The Church’s “extraordinary” magisterium, capable of binding the faithful in faith and doctrine, can proceed solely-papally or papally-episcopally ; but her “ordinary” magisterium, also capable of binding the faithful in faith and doctrine, can proceed onlypapally-episcopally . As Francis’ move on the Catechism hardly qualifies as papal-episcopal, and there being no such thing as an ‘purely papal, ordinary, magisterium’ (the term itself seems an oxymoron, implying that some significant points of Church teaching have been taught only by popes!), then Francis’ views on the death penalty might (I stress, might, given the infallibility concerns above) contribute to the Church’s ordinary magisterium but they do not, and cannot, control it.
How to sum up the traditional understanding of this matter so far? Maybe thus: If it’s not extraordinary, it’s at most ordinary, but if it’s ordinary, it requires popes and bishops around the world and over a long, long time , and not just a pope in a claim or two.
All of which is why the questions surrounding the death penalty impact not only that very important social and civil issue but also the Church’s understanding and operation of her own magisterium.
You are piggy backing your position which is one of dissent from Catholic teaching, on the position of all other opponents to abolition participating in this thread, who actually are disagreeing within the bounds of Church teaching. I can see why a theologian like Don Ruggero is passionately disturbed by it.
I have never seen or read anyone here claim that capital punishment is intrinsically evil. That appears to be your strawman. If something was not evil for a long time and is evil now, the only conclusion is that it is extrinsically evil today. Intrinsic means having the core nature of evil and can never serve any good purpose. So lets dispense with that strawman unless someone actually claims it here.

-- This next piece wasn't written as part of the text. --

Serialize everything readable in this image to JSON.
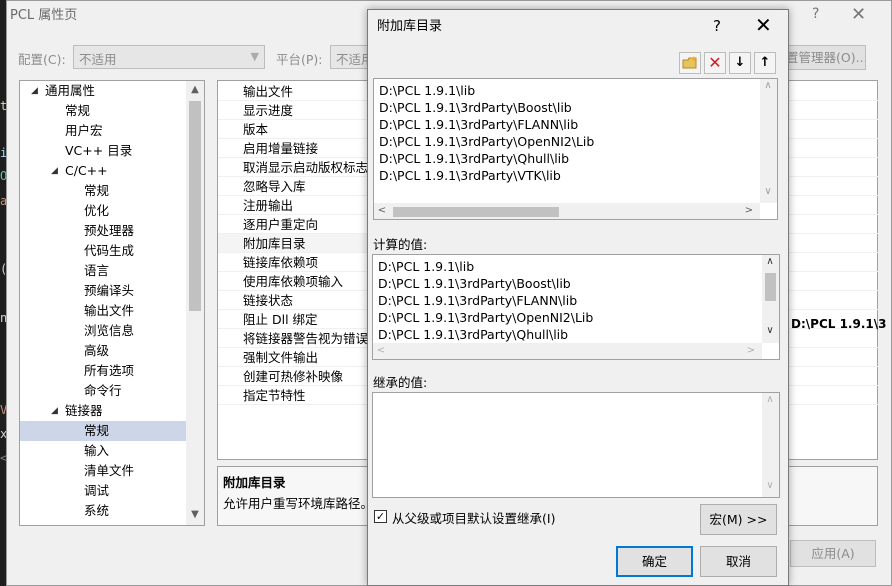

What the doctrine requires is as the Church has always taught, that the preservation of human life is the highest good because we are made in the image of God. Capital punishment has always been addressed in relation to that highest good as expressed by the fifth commandment. Hence, the doctrine requires that if capital punishment serves to impress that truth more deeply on society, it is legitimate. However, if capital punishment is actually serving to feed disrespect for human life and a ‘culture of death’, it must be forbidden.
That position was always implicit in the teaching on capital punishment as demonstrated by the Church’s acceptance of countries around the world abandoning the death penalty for more than a century now. The Church is impelled to clarify the doctrine now in response to the false claim that capital punishment can never be immoral in legal justice.
A faithful Catholic can be on either side of this issue and still be on firm ground. Capitol Punishment cannot be evil, otherwise God could not have commanded the Israelites to use it. On the other hand, modern technology allows us to house inmates for life and still keep society safe. This gives them the chance to repent, which is good.
There is no right or wrong here.
Well no one has ever suggested that. It could be immoral for many reasons, but only in a specific case. Capital punishment is always a moral option for a government, so it cannot be immoral in and of itself, but it can be immorally applied. The option itself is not evil, but the application may be. However, the application cannot be universally immoral to any government. Every government at all times has the authority and moral right to apply capital punishment to many different crimes.
Is your position that all of the many countries in the world that have abolished the death penalty, and the Catholic Church calling for abolition of the death penalty, are actually the dissenters to Gods Will?